EXERCISE INPUTS:
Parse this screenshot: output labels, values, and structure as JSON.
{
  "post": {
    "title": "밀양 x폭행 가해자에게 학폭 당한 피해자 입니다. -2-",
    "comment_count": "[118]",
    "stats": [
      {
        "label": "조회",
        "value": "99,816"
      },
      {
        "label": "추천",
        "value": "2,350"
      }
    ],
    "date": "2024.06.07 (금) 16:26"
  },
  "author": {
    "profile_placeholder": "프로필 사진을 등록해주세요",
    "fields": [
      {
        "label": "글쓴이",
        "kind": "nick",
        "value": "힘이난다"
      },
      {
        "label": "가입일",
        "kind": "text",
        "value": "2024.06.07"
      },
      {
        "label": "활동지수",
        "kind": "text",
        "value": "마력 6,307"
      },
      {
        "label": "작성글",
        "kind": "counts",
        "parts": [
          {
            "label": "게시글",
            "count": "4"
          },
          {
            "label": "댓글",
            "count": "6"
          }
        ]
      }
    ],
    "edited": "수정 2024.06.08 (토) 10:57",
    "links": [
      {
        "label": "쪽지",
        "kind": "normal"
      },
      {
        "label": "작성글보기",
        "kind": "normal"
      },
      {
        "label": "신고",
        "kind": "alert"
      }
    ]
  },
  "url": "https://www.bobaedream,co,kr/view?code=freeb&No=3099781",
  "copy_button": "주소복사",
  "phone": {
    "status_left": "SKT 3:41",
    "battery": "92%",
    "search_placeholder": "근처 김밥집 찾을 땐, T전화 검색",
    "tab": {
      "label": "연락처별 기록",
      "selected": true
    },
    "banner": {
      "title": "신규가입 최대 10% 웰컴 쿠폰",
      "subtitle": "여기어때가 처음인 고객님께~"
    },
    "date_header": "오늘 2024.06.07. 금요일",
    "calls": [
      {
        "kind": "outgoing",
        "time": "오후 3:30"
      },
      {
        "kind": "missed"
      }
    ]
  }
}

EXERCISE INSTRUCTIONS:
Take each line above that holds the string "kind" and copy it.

YOUR RESPONSE:
        "kind": "nick",
        "kind": "text",
        "kind": "text",
        "kind": "counts",
        "kind": "normal"
        "kind": "normal"
        "kind": "alert"
        "kind": "outgoing",
        "kind": "missed"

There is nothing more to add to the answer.